WORK INSTRUCTION :: Carry over every entry exactly as written, though not the pictures it contains.
··· STORED DATA ···
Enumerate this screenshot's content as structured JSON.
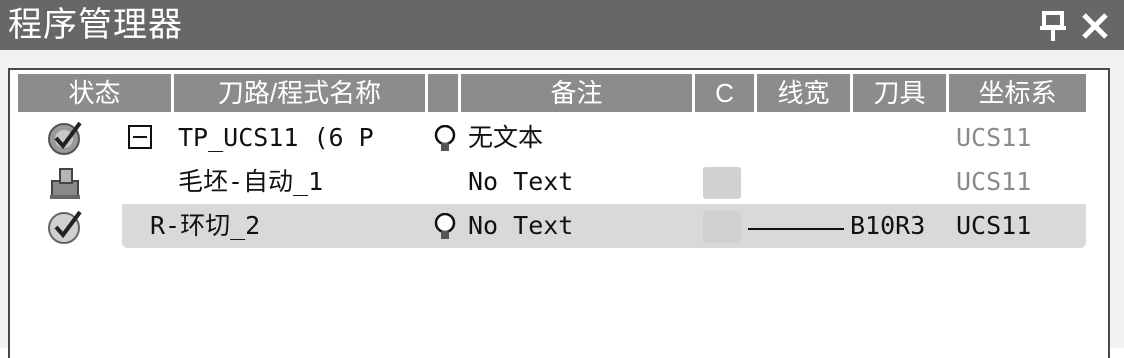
{
  "window": {
    "title": "程序管理器",
    "pin_icon": "pin-icon",
    "close_icon": "close-icon"
  },
  "columns": [
    "状态",
    "刀路/程式名称",
    "",
    "备注",
    "C",
    "线宽",
    "刀具",
    "坐标系"
  ],
  "rows": [
    {
      "status_icon": "program-check-icon",
      "expand": "collapse-minus-icon",
      "name": "TP_UCS11 (6 P",
      "bulb": true,
      "note": "无文本",
      "c_box": false,
      "linewidth": false,
      "tool": "",
      "ucs": "UCS11",
      "selected": false
    },
    {
      "status_icon": "stock-block-icon",
      "expand": "",
      "name": "毛坯-自动_1",
      "bulb": false,
      "note": "No Text",
      "c_box": true,
      "linewidth": false,
      "tool": "",
      "ucs": "UCS11",
      "selected": false
    },
    {
      "status_icon": "operation-check-icon",
      "expand": "",
      "name": "R-环切_2",
      "bulb": true,
      "note": "No Text",
      "c_box": true,
      "linewidth": true,
      "tool": "B10R3",
      "ucs": "UCS11",
      "selected": true
    }
  ],
  "colors": {
    "titlebar": "#676767",
    "header": "#8c8c8c",
    "selected_row": "#d9d9d9",
    "muted_text": "#8a8a8a"
  }
}
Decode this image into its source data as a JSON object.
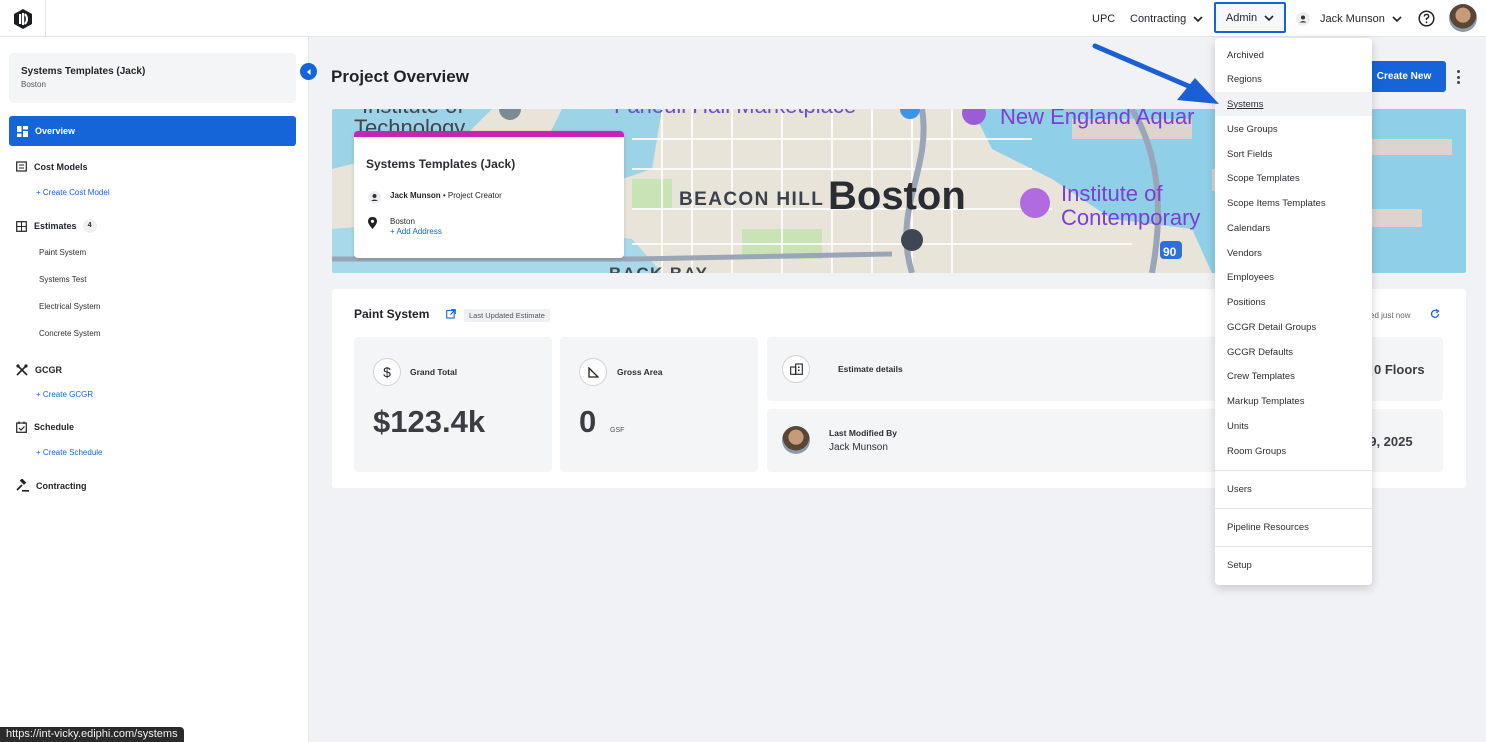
{
  "topbar": {
    "nav": [
      "UPC",
      "Contracting",
      "Admin"
    ],
    "user_name": "Jack Munson"
  },
  "sidebar": {
    "project_title": "Systems Templates (Jack)",
    "project_location": "Boston",
    "overview": "Overview",
    "cost_models": "Cost Models",
    "create_cost_model": "+ Create Cost Model",
    "estimates": "Estimates",
    "estimates_count": "4",
    "estimate_items": [
      "Paint System",
      "Systems Test",
      "Electrical System",
      "Concrete System"
    ],
    "gcgr": "GCGR",
    "create_gcgr": "+ Create GCGR",
    "schedule": "Schedule",
    "create_schedule": "+ Create Schedule",
    "contracting": "Contracting"
  },
  "main": {
    "page_title": "Project Overview",
    "create_new": "Create New",
    "map_card": {
      "title": "Systems Templates (Jack)",
      "creator_name": "Jack Munson",
      "creator_role": " • Project Creator",
      "location": "Boston",
      "add_address": "+ Add Address"
    },
    "map_labels": {
      "tech1": "Institute of",
      "tech2": "Technology",
      "marketplace": "Faneuil Hall Marketplace",
      "aquarium": "New England Aquar",
      "beacon": "BEACON HILL",
      "boston": "Boston",
      "ica1": "Institute of",
      "ica2": "Contemporary",
      "backbay": "BACK BAY",
      "route": "90"
    },
    "estimate": {
      "title": "Paint System",
      "tag": "Last Updated Estimate",
      "updated": "ed just now",
      "grand_total_label": "Grand Total",
      "grand_total_value": "$123.4k",
      "gross_area_label": "Gross Area",
      "gross_area_value": "0",
      "gross_area_unit": "GSF",
      "details_label": "Estimate details",
      "floors": "0 Floors",
      "last_modified_label": "Last Modified By",
      "last_modified_name": "Jack Munson",
      "last_modified_date": "29, 2025"
    }
  },
  "admin_menu": {
    "items": [
      "Archived",
      "Regions",
      "Systems",
      "Use Groups",
      "Sort Fields",
      "Scope Templates",
      "Scope Items Templates",
      "Calendars",
      "Vendors",
      "Employees",
      "Positions",
      "GCGR Detail Groups",
      "GCGR Defaults",
      "Crew Templates",
      "Markup Templates",
      "Units",
      "Room Groups"
    ],
    "users": "Users",
    "pipeline": "Pipeline Resources",
    "setup": "Setup"
  },
  "status_url": "https://int-vicky.ediphi.com/systems",
  "colors": {
    "accent": "#1565d8",
    "map_card_accent": "#c823b4"
  }
}
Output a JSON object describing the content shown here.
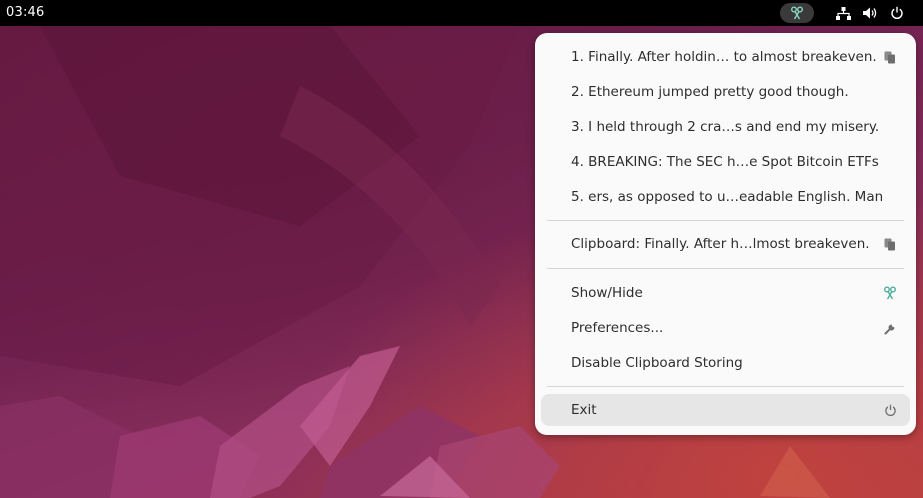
{
  "topbar": {
    "time": "03:46",
    "icons": [
      "clipboard-indicator-icon",
      "network-icon",
      "volume-icon",
      "power-icon"
    ]
  },
  "menu": {
    "history": [
      {
        "label": "1. Finally. After holdin… to almost breakeven.",
        "icon": "copy-icon"
      },
      {
        "label": "2. Ethereum jumped pretty good though."
      },
      {
        "label": "3. I held through 2 cra…s and end my misery."
      },
      {
        "label": "4. BREAKING: The SEC h…e Spot Bitcoin ETFs"
      },
      {
        "label": "5. ers, as opposed to u…eadable English. Man"
      }
    ],
    "clipboard": {
      "label": "Clipboard: Finally. After h…lmost breakeven.",
      "icon": "copy-icon"
    },
    "actions": [
      {
        "label": "Show/Hide",
        "icon": "clipboard-indicator-icon"
      },
      {
        "label": "Preferences...",
        "icon": "wrench-icon"
      },
      {
        "label": "Disable Clipboard Storing"
      }
    ],
    "exit": {
      "label": "Exit",
      "icon": "power-icon"
    }
  },
  "colors": {
    "accent_tray": "#3a3a3a",
    "menu_bg": "#fafafa",
    "highlight": "#e6e6e6",
    "icon_teal": "#8ad6c6"
  }
}
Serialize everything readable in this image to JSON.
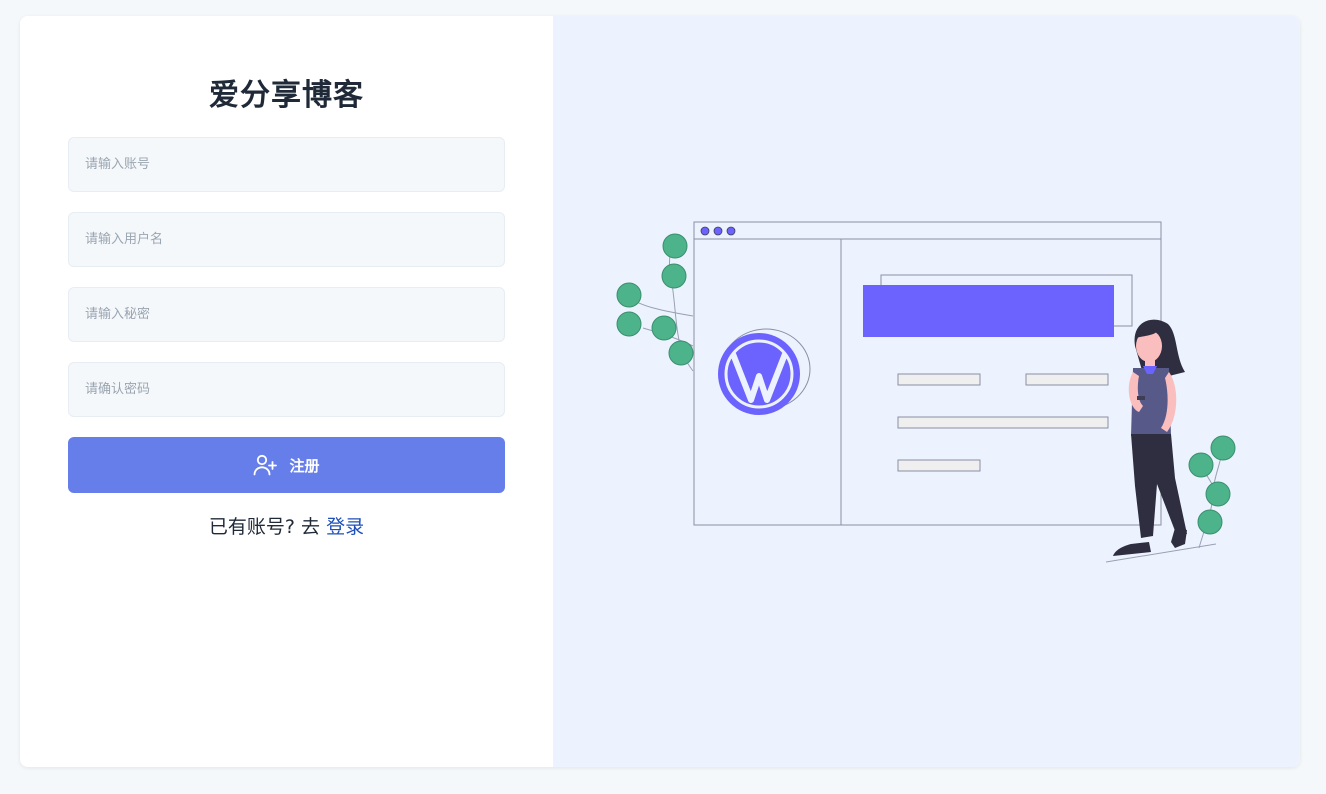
{
  "form": {
    "title": "爱分享博客",
    "account_placeholder": "请输入账号",
    "username_placeholder": "请输入用户名",
    "password_placeholder": "请输入秘密",
    "confirm_placeholder": "请确认密码",
    "submit_label": "注册",
    "submit_icon": "user-plus-icon",
    "have_account_text": "已有账号? 去",
    "login_link_label": "登录"
  },
  "colors": {
    "primary_button": "#667eea",
    "link": "#1d4fb8",
    "illustration_accent": "#6c63ff",
    "panel_background": "#ecf3fe"
  }
}
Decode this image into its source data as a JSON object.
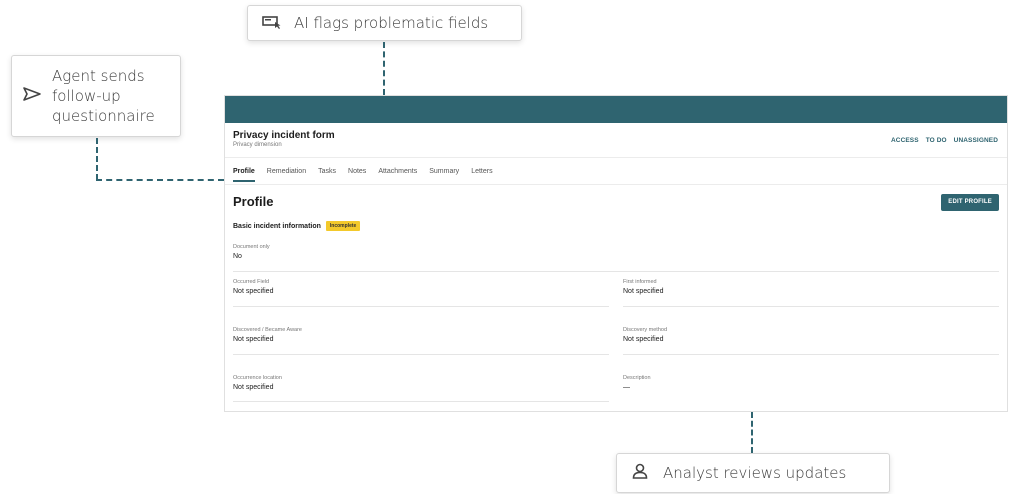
{
  "callouts": {
    "flags": {
      "text": "AI flags problematic fields",
      "icon": "ai-flag-icon"
    },
    "agent": {
      "line1": "Agent sends",
      "line2": "follow-up",
      "line3": "questionnaire",
      "icon": "send-icon"
    },
    "analyst": {
      "text": "Analyst reviews updates",
      "icon": "person-icon"
    }
  },
  "form": {
    "title": "Privacy incident form",
    "subtitle": "Privacy dimension",
    "header_links": [
      "ACCESS",
      "TO DO",
      "UNASSIGNED"
    ],
    "tabs": [
      "Profile",
      "Remediation",
      "Tasks",
      "Notes",
      "Attachments",
      "Summary",
      "Letters"
    ],
    "active_tab": "Profile",
    "page_title": "Profile",
    "edit_button": "EDIT PROFILE",
    "section_label": "Basic incident information",
    "section_badge": "Incomplete",
    "fields": {
      "document_only": {
        "label": "Document only",
        "value": "No"
      },
      "occurred_field": {
        "label": "Occurred Field",
        "value": "Not specified"
      },
      "first_informed": {
        "label": "First informed",
        "value": "Not specified"
      },
      "discovered": {
        "label": "Discovered / Became Aware",
        "value": "Not specified"
      },
      "discovery_method": {
        "label": "Discovery method",
        "value": "Not specified"
      },
      "occurrence_location": {
        "label": "Occurrence location",
        "value": "Not specified"
      },
      "description": {
        "label": "Description",
        "value": "—"
      }
    }
  },
  "colors": {
    "accent": "#2f6470",
    "badge": "#f3c92b"
  }
}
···
TASK RESPONSE ::
Enumerate this screenshot's content as structured JSON.
{
  "window": {
    "title": "程序管理器",
    "pin_icon": "pin-icon",
    "close_icon": "close-icon"
  },
  "columns": [
    "状态",
    "刀路/程式名称",
    "",
    "备注",
    "C",
    "线宽",
    "刀具",
    "坐标系"
  ],
  "rows": [
    {
      "status_icon": "program-check-icon",
      "expand": "collapse-minus-icon",
      "name": "TP_UCS11 (6 P",
      "bulb": true,
      "note": "无文本",
      "c_box": false,
      "linewidth": false,
      "tool": "",
      "ucs": "UCS11",
      "selected": false
    },
    {
      "status_icon": "stock-block-icon",
      "expand": "",
      "name": "毛坯-自动_1",
      "bulb": false,
      "note": "No Text",
      "c_box": true,
      "linewidth": false,
      "tool": "",
      "ucs": "UCS11",
      "selected": false
    },
    {
      "status_icon": "operation-check-icon",
      "expand": "",
      "name": "R-环切_2",
      "bulb": true,
      "note": "No Text",
      "c_box": true,
      "linewidth": true,
      "tool": "B10R3",
      "ucs": "UCS11",
      "selected": true
    }
  ],
  "colors": {
    "titlebar": "#676767",
    "header": "#8c8c8c",
    "selected_row": "#d9d9d9",
    "muted_text": "#8a8a8a"
  }
}
Decode this image into its source data as a JSON object.
{
  "topbar": {
    "nav": [
      "UPC",
      "Contracting",
      "Admin"
    ],
    "user_name": "Jack Munson"
  },
  "sidebar": {
    "project_title": "Systems Templates (Jack)",
    "project_location": "Boston",
    "overview": "Overview",
    "cost_models": "Cost Models",
    "create_cost_model": "+ Create Cost Model",
    "estimates": "Estimates",
    "estimates_count": "4",
    "estimate_items": [
      "Paint System",
      "Systems Test",
      "Electrical System",
      "Concrete System"
    ],
    "gcgr": "GCGR",
    "create_gcgr": "+ Create GCGR",
    "schedule": "Schedule",
    "create_schedule": "+ Create Schedule",
    "contracting": "Contracting"
  },
  "main": {
    "page_title": "Project Overview",
    "create_new": "Create New",
    "map_card": {
      "title": "Systems Templates (Jack)",
      "creator_name": "Jack Munson",
      "creator_role": " • Project Creator",
      "location": "Boston",
      "add_address": "+ Add Address"
    },
    "map_labels": {
      "tech1": "Institute of",
      "tech2": "Technology",
      "marketplace": "Faneuil Hall Marketplace",
      "aquarium": "New England Aquar",
      "beacon": "BEACON HILL",
      "boston": "Boston",
      "ica1": "Institute of",
      "ica2": "Contemporary",
      "backbay": "BACK BAY",
      "route": "90"
    },
    "estimate": {
      "title": "Paint System",
      "tag": "Last Updated Estimate",
      "updated": "ed just now",
      "grand_total_label": "Grand Total",
      "grand_total_value": "$123.4k",
      "gross_area_label": "Gross Area",
      "gross_area_value": "0",
      "gross_area_unit": "GSF",
      "details_label": "Estimate details",
      "floors": "0 Floors",
      "last_modified_label": "Last Modified By",
      "last_modified_name": "Jack Munson",
      "last_modified_date": "29, 2025"
    }
  },
  "admin_menu": {
    "items": [
      "Archived",
      "Regions",
      "Systems",
      "Use Groups",
      "Sort Fields",
      "Scope Templates",
      "Scope Items Templates",
      "Calendars",
      "Vendors",
      "Employees",
      "Positions",
      "GCGR Detail Groups",
      "GCGR Defaults",
      "Crew Templates",
      "Markup Templates",
      "Units",
      "Room Groups"
    ],
    "users": "Users",
    "pipeline": "Pipeline Resources",
    "setup": "Setup"
  },
  "status_url": "https://int-vicky.ediphi.com/systems",
  "colors": {
    "accent": "#1565d8",
    "map_card_accent": "#c823b4"
  }
}
Output a JSON object describing the content shown here.
{
  "topbar": {
    "time": "03:46",
    "icons": [
      "clipboard-indicator-icon",
      "network-icon",
      "volume-icon",
      "power-icon"
    ]
  },
  "menu": {
    "history": [
      {
        "label": "1. Finally. After holdin… to almost breakeven.",
        "icon": "copy-icon"
      },
      {
        "label": "2. Ethereum jumped pretty good though."
      },
      {
        "label": "3. I held through 2 cra…s and end my misery."
      },
      {
        "label": "4. BREAKING: The SEC h…e Spot Bitcoin ETFs"
      },
      {
        "label": "5. ers, as opposed to u…eadable English. Man"
      }
    ],
    "clipboard": {
      "label": "Clipboard: Finally. After h…lmost breakeven.",
      "icon": "copy-icon"
    },
    "actions": [
      {
        "label": "Show/Hide",
        "icon": "clipboard-indicator-icon"
      },
      {
        "label": "Preferences...",
        "icon": "wrench-icon"
      },
      {
        "label": "Disable Clipboard Storing"
      }
    ],
    "exit": {
      "label": "Exit",
      "icon": "power-icon"
    }
  },
  "colors": {
    "accent_tray": "#3a3a3a",
    "menu_bg": "#fafafa",
    "highlight": "#e6e6e6",
    "icon_teal": "#8ad6c6"
  }
}
Serialize everything readable in this image to JSON.
{
  "form": {
    "title": "爱分享博客",
    "account_placeholder": "请输入账号",
    "username_placeholder": "请输入用户名",
    "password_placeholder": "请输入秘密",
    "confirm_placeholder": "请确认密码",
    "submit_label": "注册",
    "submit_icon": "user-plus-icon",
    "have_account_text": "已有账号? 去",
    "login_link_label": "登录"
  },
  "colors": {
    "primary_button": "#667eea",
    "link": "#1d4fb8",
    "illustration_accent": "#6c63ff",
    "panel_background": "#ecf3fe"
  }
}
Decode this image into its source data as a JSON object.
{
  "callouts": {
    "flags": {
      "text": "AI flags problematic fields",
      "icon": "ai-flag-icon"
    },
    "agent": {
      "line1": "Agent sends",
      "line2": "follow-up",
      "line3": "questionnaire",
      "icon": "send-icon"
    },
    "analyst": {
      "text": "Analyst reviews updates",
      "icon": "person-icon"
    }
  },
  "form": {
    "title": "Privacy incident form",
    "subtitle": "Privacy dimension",
    "header_links": [
      "ACCESS",
      "TO DO",
      "UNASSIGNED"
    ],
    "tabs": [
      "Profile",
      "Remediation",
      "Tasks",
      "Notes",
      "Attachments",
      "Summary",
      "Letters"
    ],
    "active_tab": "Profile",
    "page_title": "Profile",
    "edit_button": "EDIT PROFILE",
    "section_label": "Basic incident information",
    "section_badge": "Incomplete",
    "fields": {
      "document_only": {
        "label": "Document only",
        "value": "No"
      },
      "occurred_field": {
        "label": "Occurred Field",
        "value": "Not specified"
      },
      "first_informed": {
        "label": "First informed",
        "value": "Not specified"
      },
      "discovered": {
        "label": "Discovered / Became Aware",
        "value": "Not specified"
      },
      "discovery_method": {
        "label": "Discovery method",
        "value": "Not specified"
      },
      "occurrence_location": {
        "label": "Occurrence location",
        "value": "Not specified"
      },
      "description": {
        "label": "Description",
        "value": "—"
      }
    }
  },
  "colors": {
    "accent": "#2f6470",
    "badge": "#f3c92b"
  }
}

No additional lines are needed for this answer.